Mark Lewis is an award-winning leadership expert, founder of Communique and Evolve Media AI, author of the CEO Facilitator Playbook and the Amazon bestselling book, Give a Damn—The Ticket to Cultural Change. He offers busy leadership coaches a turnkey and straightforward solution in the form of a CEO Roundtable course without turning their lifestyle upside-down. The CEO Roundtable course connects many CEOs with their peers, addresses their problems, and creates a community that helps them succeed at all levels.
Mark, When did you realize the #1 thing CEOs miss in their leadership?
From IBM to being a successful entrepreneur and then a nonprofit executive, it took me over 25 years to learn the many lessons that CEOs need to be successful. They all work together to determine your ultimate level of success, such as goal setting, implementing effective strategies, creating a culture that people want to be part of, and many more. Yet I learned a simple lesson over time: what most CEOs fail to realize, and it is the secret to their success. Frankly, I did not know that until I started implementing CEO round tables for small and medium-sized businesses several years ago. It opened my eyes and made me realize it was the driver that leads to a thriving business.
How did you go from working in IBM to being an entrepreneur?
When I was a kid growing up, I was an entrepreneur but didn’t even know it. In high school, I was a newspaper boy for four years in Rochester, NY (and it was cold), I sold Christmas cards during the holidays, and during the summer months, I had a lawn cutting business.
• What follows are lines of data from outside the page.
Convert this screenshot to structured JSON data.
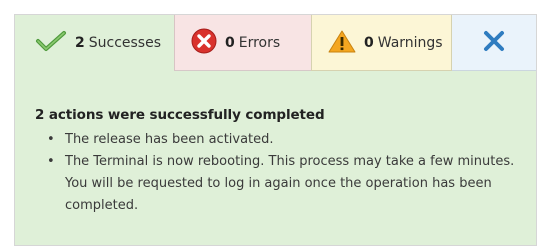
{
  "tabs": {
    "successes": {
      "count": "2",
      "label": "Successes",
      "icon": "checkmark-icon"
    },
    "errors": {
      "count": "0",
      "label": "Errors",
      "icon": "error-icon"
    },
    "warnings": {
      "count": "0",
      "label": "Warnings",
      "icon": "warning-icon"
    },
    "close": {
      "icon": "close-icon"
    }
  },
  "message": {
    "heading": "2 actions were successfully completed",
    "items": [
      "The release has been activated.",
      "The Terminal is now rebooting. This process may take a few minutes. You will be requested to log in again once the operation has been completed."
    ]
  },
  "colors": {
    "success_bg": "#dff0d8",
    "error_bg": "#f8e4e4",
    "warning_bg": "#fcf6d6",
    "close_bg": "#eaf3fb",
    "close_x": "#2f7cc0"
  }
}
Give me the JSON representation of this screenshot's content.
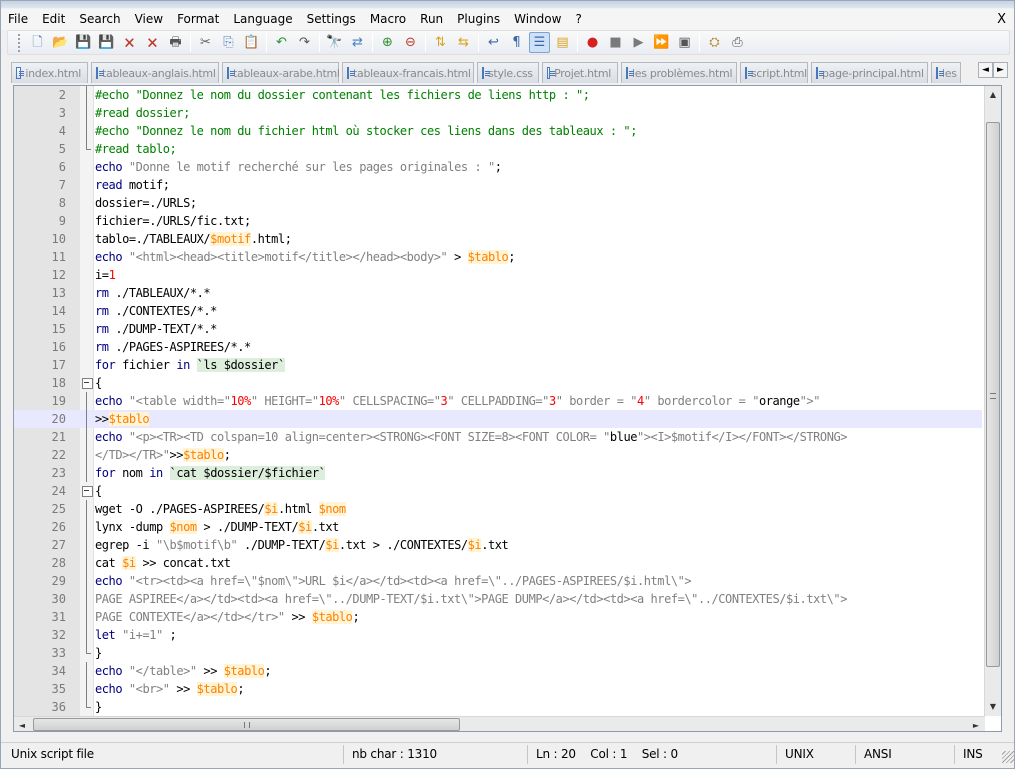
{
  "menu": [
    "File",
    "Edit",
    "Search",
    "View",
    "Format",
    "Language",
    "Settings",
    "Macro",
    "Run",
    "Plugins",
    "Window",
    "?"
  ],
  "close_doc_label": "X",
  "toolbar": [
    {
      "name": "new-file-icon",
      "glyph": "🗋",
      "color": "#4a7fc0"
    },
    {
      "name": "open-file-icon",
      "glyph": "📂",
      "color": "#d9a323"
    },
    {
      "name": "save-icon",
      "glyph": "💾",
      "color": "#3a67a8"
    },
    {
      "name": "save-all-icon",
      "glyph": "💾",
      "color": "#3a67a8"
    },
    {
      "name": "close-icon",
      "glyph": "🗙",
      "color": "#c0392b"
    },
    {
      "name": "close-all-icon",
      "glyph": "🗙",
      "color": "#c0392b"
    },
    {
      "name": "print-icon",
      "glyph": "🖶",
      "color": "#555555"
    },
    {
      "sep": true
    },
    {
      "name": "cut-icon",
      "glyph": "✂",
      "color": "#606060"
    },
    {
      "name": "copy-icon",
      "glyph": "⎘",
      "color": "#4a7fc0"
    },
    {
      "name": "paste-icon",
      "glyph": "📋",
      "color": "#b58b3a"
    },
    {
      "sep": true
    },
    {
      "name": "undo-icon",
      "glyph": "↶",
      "color": "#2f8f2f"
    },
    {
      "name": "redo-icon",
      "glyph": "↷",
      "color": "#555555"
    },
    {
      "sep": true
    },
    {
      "name": "find-icon",
      "glyph": "🔭",
      "color": "#333333"
    },
    {
      "name": "replace-icon",
      "glyph": "⇄",
      "color": "#4a7fc0"
    },
    {
      "sep": true
    },
    {
      "name": "zoom-in-icon",
      "glyph": "⊕",
      "color": "#2f8f2f"
    },
    {
      "name": "zoom-out-icon",
      "glyph": "⊖",
      "color": "#c0392b"
    },
    {
      "sep": true
    },
    {
      "name": "sync-vertical-icon",
      "glyph": "⇅",
      "color": "#d9a323"
    },
    {
      "name": "sync-horizontal-icon",
      "glyph": "⇆",
      "color": "#d9a323"
    },
    {
      "sep": true
    },
    {
      "name": "word-wrap-icon",
      "glyph": "↩",
      "color": "#3a67a8"
    },
    {
      "name": "show-all-chars-icon",
      "glyph": "¶",
      "color": "#3a67a8"
    },
    {
      "name": "indent-guide-icon",
      "glyph": "☰",
      "color": "#3a67a8",
      "active": true
    },
    {
      "name": "user-language-icon",
      "glyph": "▤",
      "color": "#d9a323"
    },
    {
      "sep": true
    },
    {
      "name": "record-macro-icon",
      "glyph": "●",
      "color": "#d62020"
    },
    {
      "name": "stop-record-icon",
      "glyph": "■",
      "color": "#7a7a7a"
    },
    {
      "name": "play-macro-icon",
      "glyph": "▶",
      "color": "#7a7a7a"
    },
    {
      "name": "play-multiple-icon",
      "glyph": "⏩",
      "color": "#3a67a8"
    },
    {
      "name": "save-macro-icon",
      "glyph": "▣",
      "color": "#555555"
    },
    {
      "sep": true
    },
    {
      "name": "plugin-a-icon",
      "glyph": "⛭",
      "color": "#b58b3a"
    },
    {
      "name": "plugin-b-icon",
      "glyph": "⎙",
      "color": "#555555"
    }
  ],
  "tabs": [
    {
      "label": "index.html",
      "width": 77
    },
    {
      "label": "tableaux-anglais.html",
      "width": 128
    },
    {
      "label": "tableaux-arabe.html",
      "width": 117
    },
    {
      "label": "tableaux-francais.html",
      "width": 132
    },
    {
      "label": "style.css",
      "width": 62
    },
    {
      "label": "Projet.html",
      "width": 76
    },
    {
      "label": "les problèmes.html",
      "width": 116
    },
    {
      "label": "script.html",
      "width": 68
    },
    {
      "label": "page-principal.html",
      "width": 117
    },
    {
      "label": "les",
      "width": 30
    }
  ],
  "tab_scroll_left": "◄",
  "tab_scroll_right": "►",
  "code_lines": [
    {
      "n": "2",
      "fold": "vline",
      "t": [
        [
          "#echo \"Donnez le nom du dossier contenant les fichiers de liens http : \";",
          "cmt"
        ]
      ]
    },
    {
      "n": "3",
      "fold": "vline",
      "t": [
        [
          "#read dossier;",
          "cmt"
        ]
      ]
    },
    {
      "n": "4",
      "fold": "vline",
      "t": [
        [
          "#echo \"Donnez le nom du fichier html où stocker ces liens dans des tableaux : \";",
          "cmt"
        ]
      ]
    },
    {
      "n": "5",
      "fold": "end",
      "t": [
        [
          "#read tablo;",
          "cmt"
        ]
      ]
    },
    {
      "n": "6",
      "t": [
        [
          "echo",
          "kw"
        ],
        [
          " ",
          ""
        ],
        [
          "\"Donne le motif recherché sur les pages originales : \"",
          "str"
        ],
        [
          ";",
          ""
        ]
      ]
    },
    {
      "n": "7",
      "t": [
        [
          "read",
          "kw"
        ],
        [
          " motif;",
          ""
        ]
      ]
    },
    {
      "n": "8",
      "t": [
        [
          "dossier=./URLS;",
          ""
        ]
      ]
    },
    {
      "n": "9",
      "t": [
        [
          "fichier=./URLS/fic.txt;",
          ""
        ]
      ]
    },
    {
      "n": "10",
      "t": [
        [
          "tablo=./TABLEAUX/",
          ""
        ],
        [
          "$motif",
          "var"
        ],
        [
          ".html;",
          ""
        ]
      ]
    },
    {
      "n": "11",
      "t": [
        [
          "echo",
          "kw"
        ],
        [
          " ",
          ""
        ],
        [
          "\"<html><head><title>motif</title></head><body>\"",
          "str"
        ],
        [
          " > ",
          ""
        ],
        [
          "$tablo",
          "var"
        ],
        [
          ";",
          ""
        ]
      ]
    },
    {
      "n": "12",
      "t": [
        [
          "i=",
          ""
        ],
        [
          "1",
          "num"
        ]
      ]
    },
    {
      "n": "13",
      "t": [
        [
          "rm",
          "kw"
        ],
        [
          " ./TABLEAUX/*.*",
          ""
        ]
      ]
    },
    {
      "n": "14",
      "t": [
        [
          "rm",
          "kw"
        ],
        [
          " ./CONTEXTES/*.*",
          ""
        ]
      ]
    },
    {
      "n": "15",
      "t": [
        [
          "rm",
          "kw"
        ],
        [
          " ./DUMP-TEXT/*.*",
          ""
        ]
      ]
    },
    {
      "n": "16",
      "t": [
        [
          "rm",
          "kw"
        ],
        [
          " ./PAGES-ASPIREES/*.*",
          ""
        ]
      ]
    },
    {
      "n": "17",
      "t": [
        [
          "for",
          "kw"
        ],
        [
          " fichier ",
          ""
        ],
        [
          "in",
          "kw"
        ],
        [
          " ",
          ""
        ],
        [
          "`ls $dossier`",
          "bq"
        ]
      ]
    },
    {
      "n": "18",
      "fold": "box",
      "t": [
        [
          "{",
          ""
        ]
      ]
    },
    {
      "n": "19",
      "fold": "vline",
      "t": [
        [
          "echo",
          "kw"
        ],
        [
          " ",
          ""
        ],
        [
          "\"<table width=\"",
          "str"
        ],
        [
          "10%",
          "num"
        ],
        [
          "\" HEIGHT=\"",
          "str"
        ],
        [
          "10%",
          "num"
        ],
        [
          "\" CELLSPACING=\"",
          "str"
        ],
        [
          "3",
          "num"
        ],
        [
          "\" CELLPADDING=\"",
          "str"
        ],
        [
          "3",
          "num"
        ],
        [
          "\" border = \"",
          "str"
        ],
        [
          "4",
          "num"
        ],
        [
          "\" bordercolor = \"",
          "str"
        ],
        [
          "orange",
          "op"
        ],
        [
          "\">\"",
          "str"
        ]
      ]
    },
    {
      "n": "20",
      "fold": "vline",
      "current": true,
      "t": [
        [
          ">>",
          ""
        ],
        [
          "$tablo",
          "var"
        ]
      ]
    },
    {
      "n": "21",
      "fold": "vline",
      "t": [
        [
          "echo",
          "kw"
        ],
        [
          " ",
          ""
        ],
        [
          "\"<p><TR><TD colspan=10 align=center><STRONG><FONT SIZE=8><FONT COLOR= \"",
          "str"
        ],
        [
          "blue",
          "op"
        ],
        [
          "\"><I>$motif</I></FONT></STRONG>",
          "str"
        ]
      ]
    },
    {
      "n": "22",
      "fold": "vline",
      "t": [
        [
          "</TD></TR>\"",
          "str"
        ],
        [
          ">>",
          ""
        ],
        [
          "$tablo",
          "var"
        ],
        [
          ";",
          ""
        ]
      ]
    },
    {
      "n": "23",
      "fold": "vline",
      "t": [
        [
          "for",
          "kw"
        ],
        [
          " nom ",
          ""
        ],
        [
          "in",
          "kw"
        ],
        [
          " ",
          ""
        ],
        [
          "`cat $dossier/$fichier`",
          "bq"
        ]
      ]
    },
    {
      "n": "24",
      "fold": "box",
      "t": [
        [
          "{",
          ""
        ]
      ]
    },
    {
      "n": "25",
      "fold": "vline",
      "t": [
        [
          "wget -O ./PAGES-ASPIREES/",
          ""
        ],
        [
          "$i",
          "var"
        ],
        [
          ".html ",
          ""
        ],
        [
          "$nom",
          "var"
        ]
      ]
    },
    {
      "n": "26",
      "fold": "vline",
      "t": [
        [
          "lynx -dump ",
          ""
        ],
        [
          "$nom",
          "var"
        ],
        [
          " > ./DUMP-TEXT/",
          ""
        ],
        [
          "$i",
          "var"
        ],
        [
          ".txt",
          ""
        ]
      ]
    },
    {
      "n": "27",
      "fold": "vline",
      "t": [
        [
          "egrep -i ",
          ""
        ],
        [
          "\"\\b$motif\\b\"",
          "str"
        ],
        [
          " ./DUMP-TEXT/",
          ""
        ],
        [
          "$i",
          "var"
        ],
        [
          ".txt > ./CONTEXTES/",
          ""
        ],
        [
          "$i",
          "var"
        ],
        [
          ".txt",
          ""
        ]
      ]
    },
    {
      "n": "28",
      "fold": "vline",
      "t": [
        [
          "cat ",
          ""
        ],
        [
          "$i",
          "var"
        ],
        [
          " >> concat.txt",
          ""
        ]
      ]
    },
    {
      "n": "29",
      "fold": "vline",
      "t": [
        [
          "echo",
          "kw"
        ],
        [
          " ",
          ""
        ],
        [
          "\"<tr><td><a href=\\\"$nom\\\">URL $i</a></td><td><a href=\\\"../PAGES-ASPIREES/$i.html\\\">",
          "str"
        ]
      ]
    },
    {
      "n": "30",
      "fold": "vline",
      "t": [
        [
          "PAGE ASPIREE</a></td><td><a href=\\\"../DUMP-TEXT/$i.txt\\\">PAGE DUMP</a></td><td><a href=\\\"../CONTEXTES/$i.txt\\\">",
          "str"
        ]
      ]
    },
    {
      "n": "31",
      "fold": "vline",
      "t": [
        [
          "PAGE CONTEXTE</a></td></tr>\"",
          "str"
        ],
        [
          " >> ",
          ""
        ],
        [
          "$tablo",
          "var"
        ],
        [
          ";",
          ""
        ]
      ]
    },
    {
      "n": "32",
      "fold": "vline",
      "t": [
        [
          "let",
          "kw"
        ],
        [
          " ",
          ""
        ],
        [
          "\"i+=1\"",
          "str"
        ],
        [
          " ;",
          ""
        ]
      ]
    },
    {
      "n": "33",
      "fold": "end",
      "t": [
        [
          "}",
          ""
        ]
      ]
    },
    {
      "n": "34",
      "fold": "vline",
      "t": [
        [
          "echo",
          "kw"
        ],
        [
          " ",
          ""
        ],
        [
          "\"</table>\"",
          "str"
        ],
        [
          " >> ",
          ""
        ],
        [
          "$tablo",
          "var"
        ],
        [
          ";",
          ""
        ]
      ]
    },
    {
      "n": "35",
      "fold": "vline",
      "t": [
        [
          "echo",
          "kw"
        ],
        [
          " ",
          ""
        ],
        [
          "\"<br>\"",
          "str"
        ],
        [
          " >> ",
          ""
        ],
        [
          "$tablo",
          "var"
        ],
        [
          ";",
          ""
        ]
      ]
    },
    {
      "n": "36",
      "fold": "end",
      "t": [
        [
          "}",
          ""
        ]
      ]
    }
  ],
  "scroll": {
    "up": "▲",
    "down": "▼",
    "left": "◄",
    "right": "►",
    "grip": "|||"
  },
  "status": {
    "file_type": "Unix script file",
    "char_count": "nb char : 1310",
    "position": "Ln : 20    Col : 1    Sel : 0",
    "eol": "UNIX",
    "encoding": "ANSI",
    "mode": "INS"
  }
}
My dad set these up for me, and I was a willing participant. As a kid, you do not know how to run a business; you go for it, and I desired to make people happy and fulfill their needs. After graduating from college, I went to work for IBM, thinking that I would leave and be an entrepreneur after 2 – 3 years of training. Instead, I stayed for 13 years because I had outstanding success. The money was good, but IBM was transitioning, so I left to join an entrepreneurial company. I was excited, but it wound up being a disaster, yet there was a silver lining. It was a great learning experience. Two months into this initiative (in 1994), I was without a job, but a friend told me about the Internet two weeks prior. Since I had nothing to do, I developed a straightforward business plan. I helped fund our start-up and became the CEO of a new company. I thought to myself, what am I doing? I had a family to take care of. It was a significant risk, but I was confident in my abilities.
What did you learn as an entrepreneur?
I have to say that IBM taught me a lot. I learned that quality and going beyond what a customer expects are essential. Being an entrepreneur is not a 9 to 5 job. My dad also instilled in me that I should always be the best in all endeavors. I learned that having a culture that everyone can embrace and feel part of a family is critical. And I just did everything I could to satisfy a business need or customer requirement and provide the best customer service possible. I did not care about revenue, and some people thought that was crazy. My thought was this: if you give quality service or product and the best customer service possible, the revenue will come. After selling the company three years later, I ventured out again and created a sales and marketing consulting company. I kept coming back to exceeding customer expectations and providing the best customer service possible. I always wanted to give our customers something extra that they wouldn’t forget. I also realized that if you take care of your employees well, they will care of your customers the same way.
How is the nonprofit world different than the for-profit world?
The nonprofit world does not differ from the for-profit world when managing and growing a business. I took the nonprofit executive position because the organization was in horrible shape and almost bankrupt. I had never been involved with a turnaround before, and I wanted to see how I could meet this challenge. Plus, with my technology background, I wanted to make a difference in the technology development of Louisiana because we were virtually last compared to all other states. We set a goal of creating “Louisiana—Tech Capital of the South,” which became our trademark, and everybody thought I was crazy (again). I wanted to create a theme in the marketplace that everybody could rally around. It took a long time for people to accept, but it worked because we showed a lot of success. Ten years later, we were ranked 32nd out of 50 states in technology employment. Again, you strive to be creative and go beyond what people expect.
How did you become a moderator for CEO Round tables?
After ten years of being in the nonprofit world, I wanted to return to the for-profit or entrepreneurial world and went to work for a consultant company. I also became a Board member of Louisiana’s Entrepreneurial Organization (EO). EO wanted to help small businesses grow, so I helped put together a proposal to an economic development organization that would provide the systems and structure for CEOs to succeed. A pilot program started, and I became the facilitator since I had been successful in previous entrepreneurial ventures. I had done limited one-on-one consulting previously, but never with a group of 15 to 18 CEOs in one room. I was scared stiff because I had no formalized or certified training in doing such an initiative. But I remained focused on the project rather than the fear, and again, I had confidence in my abilities to help CEOs accelerate the growth of their business. It has been such a massive success that I developed a CEO Playbook. That is how the CEO roundtable originated came to be in 2014.